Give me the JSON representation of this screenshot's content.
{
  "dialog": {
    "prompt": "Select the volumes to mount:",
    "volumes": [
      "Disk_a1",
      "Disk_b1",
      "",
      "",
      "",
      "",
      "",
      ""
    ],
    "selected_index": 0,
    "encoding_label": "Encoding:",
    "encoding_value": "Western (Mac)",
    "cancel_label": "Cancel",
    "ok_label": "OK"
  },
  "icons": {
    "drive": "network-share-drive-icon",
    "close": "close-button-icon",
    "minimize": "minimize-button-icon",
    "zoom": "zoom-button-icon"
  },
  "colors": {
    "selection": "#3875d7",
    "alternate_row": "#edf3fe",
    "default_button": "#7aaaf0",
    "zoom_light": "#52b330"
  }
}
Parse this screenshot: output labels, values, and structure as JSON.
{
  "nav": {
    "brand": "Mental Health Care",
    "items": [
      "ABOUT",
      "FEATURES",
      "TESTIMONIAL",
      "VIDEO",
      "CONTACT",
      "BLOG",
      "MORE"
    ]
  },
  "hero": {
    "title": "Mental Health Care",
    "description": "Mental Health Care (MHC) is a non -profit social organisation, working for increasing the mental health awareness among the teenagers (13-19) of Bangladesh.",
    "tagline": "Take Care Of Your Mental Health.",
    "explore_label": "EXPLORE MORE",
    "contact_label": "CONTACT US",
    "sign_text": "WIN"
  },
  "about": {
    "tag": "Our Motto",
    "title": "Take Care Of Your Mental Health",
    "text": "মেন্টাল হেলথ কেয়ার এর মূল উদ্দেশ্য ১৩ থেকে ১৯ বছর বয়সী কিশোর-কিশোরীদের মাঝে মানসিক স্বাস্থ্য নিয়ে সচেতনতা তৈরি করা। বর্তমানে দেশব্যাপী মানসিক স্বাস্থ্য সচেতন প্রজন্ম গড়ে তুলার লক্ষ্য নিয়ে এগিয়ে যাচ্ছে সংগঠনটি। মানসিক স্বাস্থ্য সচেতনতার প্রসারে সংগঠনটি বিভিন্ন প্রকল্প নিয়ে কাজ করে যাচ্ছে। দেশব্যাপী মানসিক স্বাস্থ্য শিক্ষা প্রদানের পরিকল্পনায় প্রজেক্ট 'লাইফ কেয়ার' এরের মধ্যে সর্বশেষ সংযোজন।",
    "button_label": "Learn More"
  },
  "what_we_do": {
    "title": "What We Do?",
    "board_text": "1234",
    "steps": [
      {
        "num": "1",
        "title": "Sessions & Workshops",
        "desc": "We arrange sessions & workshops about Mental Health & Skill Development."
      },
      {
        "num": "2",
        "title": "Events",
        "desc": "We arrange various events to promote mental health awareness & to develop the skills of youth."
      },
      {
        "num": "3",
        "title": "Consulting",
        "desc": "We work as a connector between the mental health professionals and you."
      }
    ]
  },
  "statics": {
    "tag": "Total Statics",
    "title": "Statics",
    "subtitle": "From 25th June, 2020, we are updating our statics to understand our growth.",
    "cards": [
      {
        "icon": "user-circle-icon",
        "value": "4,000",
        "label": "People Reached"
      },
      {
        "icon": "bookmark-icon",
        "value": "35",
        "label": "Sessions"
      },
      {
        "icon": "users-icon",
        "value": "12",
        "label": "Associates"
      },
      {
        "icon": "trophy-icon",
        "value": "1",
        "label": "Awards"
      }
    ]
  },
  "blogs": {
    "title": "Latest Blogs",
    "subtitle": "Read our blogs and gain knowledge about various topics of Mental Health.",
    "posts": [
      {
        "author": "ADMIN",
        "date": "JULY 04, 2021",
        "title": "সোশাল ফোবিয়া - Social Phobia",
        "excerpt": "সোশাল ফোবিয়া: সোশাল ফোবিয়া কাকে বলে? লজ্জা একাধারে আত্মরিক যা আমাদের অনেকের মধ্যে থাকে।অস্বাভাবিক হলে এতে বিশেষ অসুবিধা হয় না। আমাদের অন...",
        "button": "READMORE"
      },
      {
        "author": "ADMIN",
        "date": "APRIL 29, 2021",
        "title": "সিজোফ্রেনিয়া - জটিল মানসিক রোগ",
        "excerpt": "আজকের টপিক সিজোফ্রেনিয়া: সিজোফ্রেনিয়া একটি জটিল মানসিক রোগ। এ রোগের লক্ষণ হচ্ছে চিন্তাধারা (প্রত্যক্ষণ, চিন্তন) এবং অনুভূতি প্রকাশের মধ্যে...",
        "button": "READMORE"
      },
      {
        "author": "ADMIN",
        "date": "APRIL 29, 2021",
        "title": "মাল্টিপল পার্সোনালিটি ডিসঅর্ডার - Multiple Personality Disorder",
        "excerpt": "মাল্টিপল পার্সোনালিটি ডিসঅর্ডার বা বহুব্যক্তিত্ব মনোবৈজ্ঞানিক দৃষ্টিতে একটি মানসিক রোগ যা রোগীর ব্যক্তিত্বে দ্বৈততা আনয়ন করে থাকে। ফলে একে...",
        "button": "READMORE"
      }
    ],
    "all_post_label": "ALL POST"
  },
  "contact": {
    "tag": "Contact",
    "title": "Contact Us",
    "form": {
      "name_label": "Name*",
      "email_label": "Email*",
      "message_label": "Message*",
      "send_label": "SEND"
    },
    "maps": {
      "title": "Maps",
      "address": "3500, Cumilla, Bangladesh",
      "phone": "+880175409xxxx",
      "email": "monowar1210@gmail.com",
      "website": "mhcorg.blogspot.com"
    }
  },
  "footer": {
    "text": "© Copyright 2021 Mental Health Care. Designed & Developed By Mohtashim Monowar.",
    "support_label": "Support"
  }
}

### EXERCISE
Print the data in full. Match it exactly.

### OUTPUT
Give me the JSON representation of this screenshot's content.
{
  "dialog": {
    "prompt": "Select the volumes to mount:",
    "volumes": [
      "Disk_a1",
      "Disk_b1",
      "",
      "",
      "",
      "",
      "",
      ""
    ],
    "selected_index": 0,
    "encoding_label": "Encoding:",
    "encoding_value": "Western (Mac)",
    "cancel_label": "Cancel",
    "ok_label": "OK"
  },
  "icons": {
    "drive": "network-share-drive-icon",
    "close": "close-button-icon",
    "minimize": "minimize-button-icon",
    "zoom": "zoom-button-icon"
  },
  "colors": {
    "selection": "#3875d7",
    "alternate_row": "#edf3fe",
    "default_button": "#7aaaf0",
    "zoom_light": "#52b330"
  }
}
Parse this screenshot: output labels, values, and structure as JSON.
{
  "nav": {
    "brand": "Mental Health Care",
    "items": [
      "ABOUT",
      "FEATURES",
      "TESTIMONIAL",
      "VIDEO",
      "CONTACT",
      "BLOG",
      "MORE"
    ]
  },
  "hero": {
    "title": "Mental Health Care",
    "description": "Mental Health Care (MHC) is a non -profit social organisation, working for increasing the mental health awareness among the teenagers (13-19) of Bangladesh.",
    "tagline": "Take Care Of Your Mental Health.",
    "explore_label": "EXPLORE MORE",
    "contact_label": "CONTACT US",
    "sign_text": "WIN"
  },
  "about": {
    "tag": "Our Motto",
    "title": "Take Care Of Your Mental Health",
    "text": "মেন্টাল হেলথ কেয়ার এর মূল উদ্দেশ্য ১৩ থেকে ১৯ বছর বয়সী কিশোর-কিশোরীদের মাঝে মানসিক স্বাস্থ্য নিয়ে সচেতনতা তৈরি করা। বর্তমানে দেশব্যাপী মানসিক স্বাস্থ্য সচেতন প্রজন্ম গড়ে তুলার লক্ষ্য নিয়ে এগিয়ে যাচ্ছে সংগঠনটি। মানসিক স্বাস্থ্য সচেতনতার প্রসারে সংগঠনটি বিভিন্ন প্রকল্প নিয়ে কাজ করে যাচ্ছে। দেশব্যাপী মানসিক স্বাস্থ্য শিক্ষা প্রদানের পরিকল্পনায় প্রজেক্ট 'লাইফ কেয়ার' এরের মধ্যে সর্বশেষ সংযোজন।",
    "button_label": "Learn More"
  },
  "what_we_do": {
    "title": "What We Do?",
    "board_text": "1234",
    "steps": [
      {
        "num": "1",
        "title": "Sessions & Workshops",
        "desc": "We arrange sessions & workshops about Mental Health & Skill Development."
      },
      {
        "num": "2",
        "title": "Events",
        "desc": "We arrange various events to promote mental health awareness & to develop the skills of youth."
      },
      {
        "num": "3",
        "title": "Consulting",
        "desc": "We work as a connector between the mental health professionals and you."
      }
    ]
  },
  "statics": {
    "tag": "Total Statics",
    "title": "Statics",
    "subtitle": "From 25th June, 2020, we are updating our statics to understand our growth.",
    "cards": [
      {
        "icon": "user-circle-icon",
        "value": "4,000",
        "label": "People Reached"
      },
      {
        "icon": "bookmark-icon",
        "value": "35",
        "label": "Sessions"
      },
      {
        "icon": "users-icon",
        "value": "12",
        "label": "Associates"
      },
      {
        "icon": "trophy-icon",
        "value": "1",
        "label": "Awards"
      }
    ]
  },
  "blogs": {
    "title": "Latest Blogs",
    "subtitle": "Read our blogs and gain knowledge about various topics of Mental Health.",
    "posts": [
      {
        "author": "ADMIN",
        "date": "JULY 04, 2021",
        "title": "সোশাল ফোবিয়া - Social Phobia",
        "excerpt": "সোশাল ফোবিয়া: সোশাল ফোবিয়া কাকে বলে? লজ্জা একাধারে আত্মরিক যা আমাদের অনেকের মধ্যে থাকে।অস্বাভাবিক হলে এতে বিশেষ অসুবিধা হয় না। আমাদের অন...",
        "button": "READMORE"
      },
      {
        "author": "ADMIN",
        "date": "APRIL 29, 2021",
        "title": "সিজোফ্রেনিয়া - জটিল মানসিক রোগ",
        "excerpt": "আজকের টপিক সিজোফ্রেনিয়া: সিজোফ্রেনিয়া একটি জটিল মানসিক রোগ। এ রোগের লক্ষণ হচ্ছে চিন্তাধারা (প্রত্যক্ষণ, চিন্তন) এবং অনুভূতি প্রকাশের মধ্যে...",
        "button": "READMORE"
      },
      {
        "author": "ADMIN",
        "date": "APRIL 29, 2021",
        "title": "মাল্টিপল পার্সোনালিটি ডিসঅর্ডার - Multiple Personality Disorder",
        "excerpt": "মাল্টিপল পার্সোনালিটি ডিসঅর্ডার বা বহুব্যক্তিত্ব মনোবৈজ্ঞানিক দৃষ্টিতে একটি মানসিক রোগ যা রোগীর ব্যক্তিত্বে দ্বৈততা আনয়ন করে থাকে। ফলে একে...",
        "button": "READMORE"
      }
    ],
    "all_post_label": "ALL POST"
  },
  "contact": {
    "tag": "Contact",
    "title": "Contact Us",
    "form": {
      "name_label": "Name*",
      "email_label": "Email*",
      "message_label": "Message*",
      "send_label": "SEND"
    },
    "maps": {
      "title": "Maps",
      "address": "3500, Cumilla, Bangladesh",
      "phone": "+880175409xxxx",
      "email": "monowar1210@gmail.com",
      "website": "mhcorg.blogspot.com"
    }
  },
  "footer": {
    "text": "© Copyright 2021 Mental Health Care. Designed & Developed By Mohtashim Monowar.",
    "support_label": "Support"
  }
}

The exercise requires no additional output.